My fellow product testers and I start with the waxed skis. We load Loveland’s Chair 1, briefly discuss that speed is the biggest safety hazard of the day (everyone invited has a penchant for going fast), and talk about how wax helps and hurts our general skiing ability. Yes, wax makes your skis extra slippery and helps them accelerate through the arc of a turn, but it doesn’t last much longer than a day—or, in certain conditions, a few runs—plus it takes a lot of effort to make sure your skis are waxed every day of the season.

After a few runs, we swap for the wax-free skis. The nude boards are not slippery like the waxed versions, but still super fun—after all, we are skiing in October. We take a few more lift rides to feel how the nude bases slow down through the turns, especially where the snow has been getting sunbaked and slushy, thanks to the increased friction that ski wax would normally diminish.

DPS Phantom Technology Explained

After a few runs without wax, we click into the skis with Phantom installed. I say “installed” because it is actually in the base of the ski. Developed by a team of chemists and material engineers at the University of Utah and DPS, Phantom is a liquid compound that permeates your ski bases. This patent-pending, non-reactive chemical formula has been lab-tested, and it tested better over time than traditional ski wax across all temperatures and conditions. Activated by UV Light, Phantom is inert to both the environment and safe to those applying it, plus it makes ski bases harder and less likely to scratch.

mike hunt testing dps phantom at Loveland Ski Area
Freelance Gear Tester Matt Hart lays down some Phantom turns at Loveland Ski Area.Photo credit: Jon Jay

Because it permeates the base, Phantom becomes permanent for the life of the ski after a single application. Install it correctly, and you’ll never have to worry about waxing your skis again.

Outside of the lab, DPS Ambassadors tested versions of Phantom last spring in Utah and over the summer in New Zealand and Chile to get the formula dialed. The final product is now in the base of my skis on this sunny day at Loveland, and I’m ready to see what the buzz is about.

Right away, side-stepping towards the lift, it’s not as slippery as a freshly waxed pair of skis. “At slow speeds, and in lift lines, Phantom doesn’t have that slippery feeling that fresh waxed skis have,” says Alex Hunt, DPS Skis’ PR manager, prior to the chairlift ride. “That’s because it’s not wax, and there is just a touch of friction as the Phantom transitions from stillness into motion. Once you get going, you’ll feel the difference.”

And he’s right. As soon as my ski tips are pointed downhill, the skis feel just as fast as the waxed versions.

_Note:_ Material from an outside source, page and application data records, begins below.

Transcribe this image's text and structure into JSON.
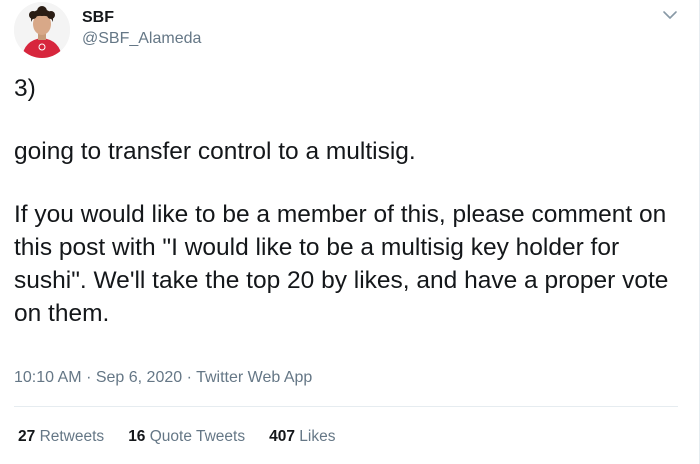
{
  "author": {
    "display_name": "SBF",
    "handle": "@SBF_Alameda",
    "avatar_icon": "profile-avatar"
  },
  "menu": {
    "icon": "chevron-down-icon"
  },
  "tweet": {
    "paragraphs": [
      "3)",
      "going to transfer control to a multisig.",
      "If you would like to be a member of this, please comment on this post with \"I would like to be a multisig key holder for sushi\".  We'll take the top 20 by likes, and have a proper vote on them."
    ]
  },
  "meta": {
    "time": "10:10 AM",
    "separator": "·",
    "date": "Sep 6, 2020",
    "source": "Twitter Web App"
  },
  "stats": {
    "retweets": {
      "count": "27",
      "label": "Retweets"
    },
    "quote_tweets": {
      "count": "16",
      "label": "Quote Tweets"
    },
    "likes": {
      "count": "407",
      "label": "Likes"
    }
  },
  "colors": {
    "text": "#14171a",
    "secondary": "#657786",
    "divider": "#e6ecf0",
    "avatar_shirt": "#d7263d"
  }
}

Making turns and transitioning from cold, shady snow into hot, melting slush during the same run did not affect speed, and the skis accelerated into and out of every turn.

Matt Hart tests DPS Phantom and DPS skis at Loveland Ski Area
Matt Hart really pushing the DPS Cassair A95 with Phantom on a sunny October day.Photo Credit: Jon Jay

As we spent the rest of the day slipping and sliding at Loveland, Phantom’s performance never faltered. The skis felt consistently great as the afternoon warmed up and the snow continued its heat-catalyzed metamorphosis.

How to get DPS Phantom

Phantom is now available for $100 MSRP. It can be installed on any ski, just as long as it’s a new pair or has been recently stoneground. While wax might not be dead for everyone, we at SKI especially recommend Phantom for avid backcountry skiers who never want to deal with wax ruining their skins ever again.

We’ll continue to test Phantom throughout the season in various conditions, but at this point, I feel confident in saying that Phantom’s permanence and performance will change the game in ways that are hard to imagine now, but in few years’ time, we’ll be scratching our heads wondering how we ever skied without it.